Deservingly so, the aftermarket is intrigued by the idea of having a complete access to vehicle information, but it is important to underline that it is also not the responsibility of these businesses to reflect on the security, cybersecurity, theft and environmental questions underlying this overarching right-to-repair legislation. 

“Overarching” is the right word to describe Bill-C244—some would even employ “overreaching”. The crux of the right-to-repair societal debate has always been about programmed obsolescence and the inability for consumers to repair the items they use on an everyday basis such as a phone, microwave, dishwasher, toaster, etc. 

The current Minister of Innovation, Science and Industry has even mentioned, in a letter to Minister Guilbeault, that Parliament should investigate the right-to-repair issue for appliances and electronic devices. 

In the eyes of some Members of Parliament, the increased interest of Canadians to this issue was the ideal window of opportunity where political gains could possibly be had. The final outcome of this political spark is an impressive barrage of right-to-repair legislations that will be, or currently are, debated and studied in the House.

However, the recent public uproar on right-to-repair has never been about the automotive sector and that can be explained by the industry’s pro-activeness in making sure that repair services remain accessible, up-to-date and efficient. 

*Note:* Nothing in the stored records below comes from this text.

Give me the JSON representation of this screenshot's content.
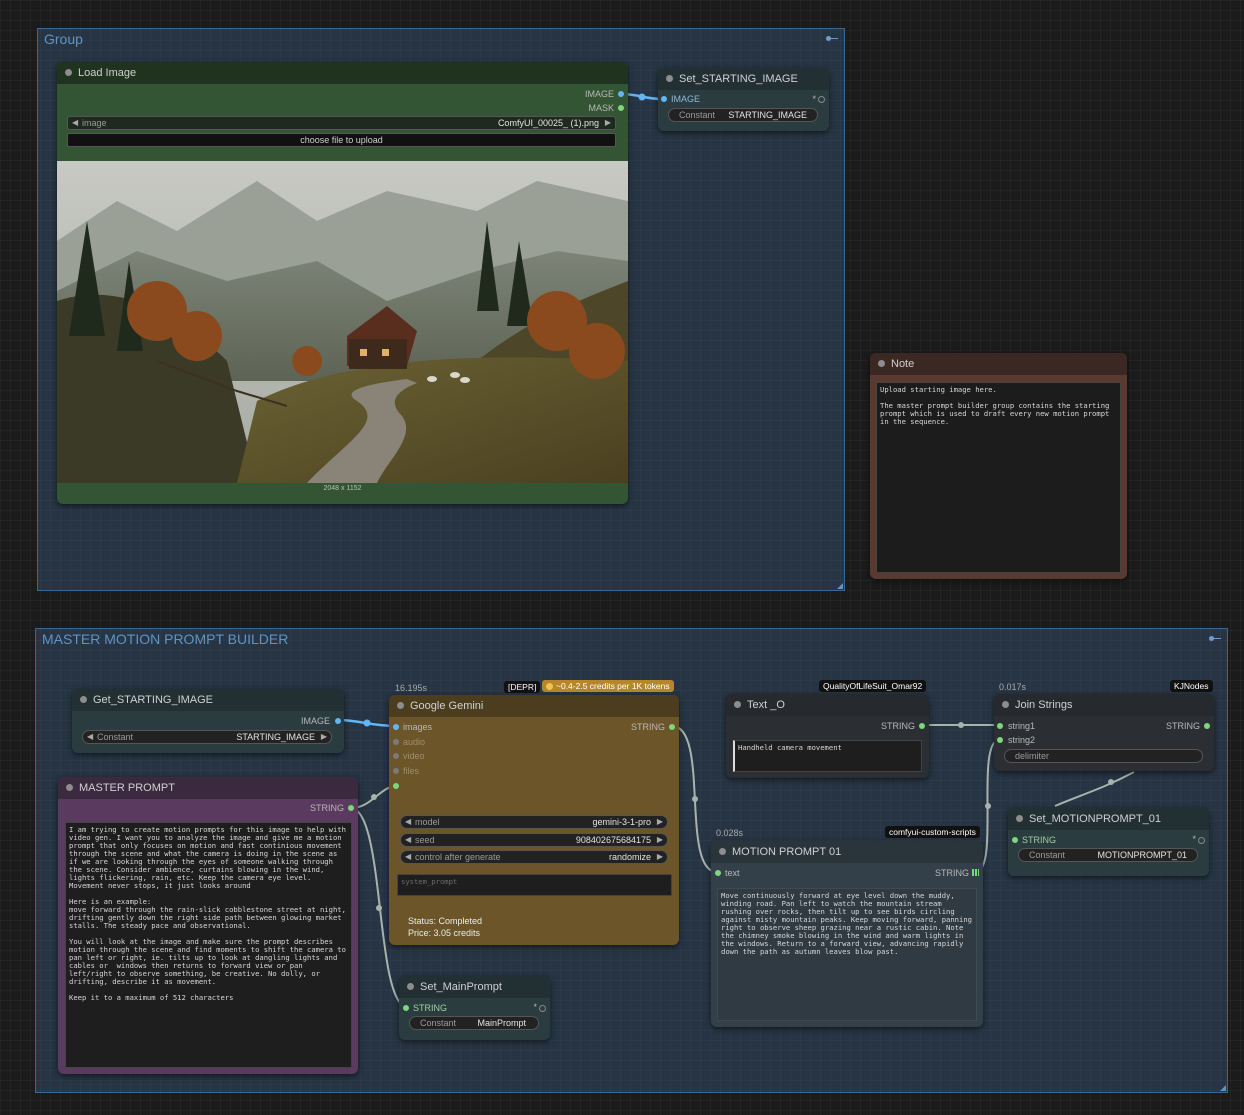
{
  "groups": {
    "top": {
      "title": "Group"
    },
    "bottom": {
      "title": "MASTER MOTION PROMPT BUILDER"
    }
  },
  "load_image": {
    "title": "Load Image",
    "outputs": [
      "IMAGE",
      "MASK"
    ],
    "image_widget": {
      "label": "image",
      "value": "ComfyUI_00025_ (1).png"
    },
    "upload_button": "choose file to upload",
    "dimensions": "2048 x 1152"
  },
  "set_starting_image": {
    "title": "Set_STARTING_IMAGE",
    "input": "IMAGE",
    "constant_label": "Constant",
    "constant_value": "STARTING_IMAGE"
  },
  "note": {
    "title": "Note",
    "text": "Upload starting image here.\n\nThe master prompt builder group contains the starting prompt which is used to draft every new motion prompt in the sequence."
  },
  "get_starting_image": {
    "title": "Get_STARTING_IMAGE",
    "output": "IMAGE",
    "constant_label": "Constant",
    "constant_value": "STARTING_IMAGE"
  },
  "master_prompt": {
    "title": "MASTER PROMPT",
    "output": "STRING",
    "text": "I am trying to create motion prompts for this image to help with video gen. I want you to analyze the image and give me a motion prompt that only focuses on motion and fast continious movement through the scene and what the camera is doing in the scene as if we are looking through the eyes of someone walking through the scene. Consider ambience, curtains blowing in the wind, lights flickering, rain, etc. Keep the camera eye level. Movement never stops, it just looks around\n\nHere is an example:\nmove forward through the rain-slick cobblestone street at night, drifting gently down the right side path between glowing market stalls. The steady pace and observational.\n\nYou will look at the image and make sure the prompt describes motion through the scene and find moments to shift the camera to pan left or right, ie. tilts up to look at dangling lights and cables or  windows then returns to forward view or pan left/right to observe something, be creative. No dolly, or drifting, describe it as movement.\n\nKeep it to a maximum of 512 characters"
  },
  "gemini": {
    "timing": "16.195s",
    "badge_depr": "[DEPR]",
    "badge_price": "~0.4-2.5 credits per 1K tokens",
    "title": "Google Gemini",
    "inputs": [
      "images",
      "audio",
      "video",
      "files"
    ],
    "output": "STRING",
    "model": {
      "label": "model",
      "value": "gemini-3-1-pro"
    },
    "seed": {
      "label": "seed",
      "value": "908402675684175"
    },
    "control": {
      "label": "control after generate",
      "value": "randomize"
    },
    "system_prompt_placeholder": "system_prompt",
    "status": "Status: Completed",
    "price": "Price: 3.05 credits"
  },
  "set_mainprompt": {
    "title": "Set_MainPrompt",
    "input": "STRING",
    "constant_label": "Constant",
    "constant_value": "MainPrompt"
  },
  "text_o": {
    "badge": "QualityOfLifeSuit_Omar92",
    "title": "Text _O",
    "output": "STRING",
    "text": "Handheld camera movement"
  },
  "join_strings": {
    "timing": "0.017s",
    "badge": "KJNodes",
    "title": "Join Strings",
    "inputs": [
      "string1",
      "string2"
    ],
    "output": "STRING",
    "delimiter": "delimiter"
  },
  "motion_prompt": {
    "timing": "0.028s",
    "badge": "comfyui-custom-scripts",
    "title": "MOTION PROMPT 01",
    "input": "text",
    "output": "STRING",
    "text": "Move continuously forward at eye level down the muddy, winding road. Pan left to watch the mountain stream rushing over rocks, then tilt up to see birds circling against misty mountain peaks. Keep moving forward, panning right to observe sheep grazing near a rustic cabin. Note the chimney smoke blowing in the wind and warm lights in the windows. Return to a forward view, advancing rapidly down the path as autumn leaves blow past."
  },
  "set_motionprompt": {
    "title": "Set_MOTIONPROMPT_01",
    "input": "STRING",
    "constant_label": "Constant",
    "constant_value": "MOTIONPROMPT_01"
  },
  "colors": {
    "image_link": "#64b5f6",
    "string_link": "#9aa7a0"
  }
}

The CASIS agreement has allowed and welcomed every industry player to have a seat at the table and be part of this process while also offering the necessary platform to engage on items such as cybersecurity and theft protection. The challenge for CASIS in the years to come is to find ways to attract these new manufacturers, most importantly the ones involved in EV technology, to the discussion. 

Members of the automotive industry have proven again and again their ability to communicate and to find common ground on important issues. CASIS is the result of that ability and ultimately it should be promoted and encouraged, not undermined by policy makers. Most often than not, industry issues should be fixed by industry experts, and the right-to-repair file is a great example of how it can be done.

About Charles Bernard

Charles Bernard is the Lead Economist for the Canadian Automobile Dealers Association. Charles aims to bridge the information gap that might exist between dealers’ interests and the economic policy being deployed in Ottawa. You can reach him at:

Related Articles
Share via
Copy link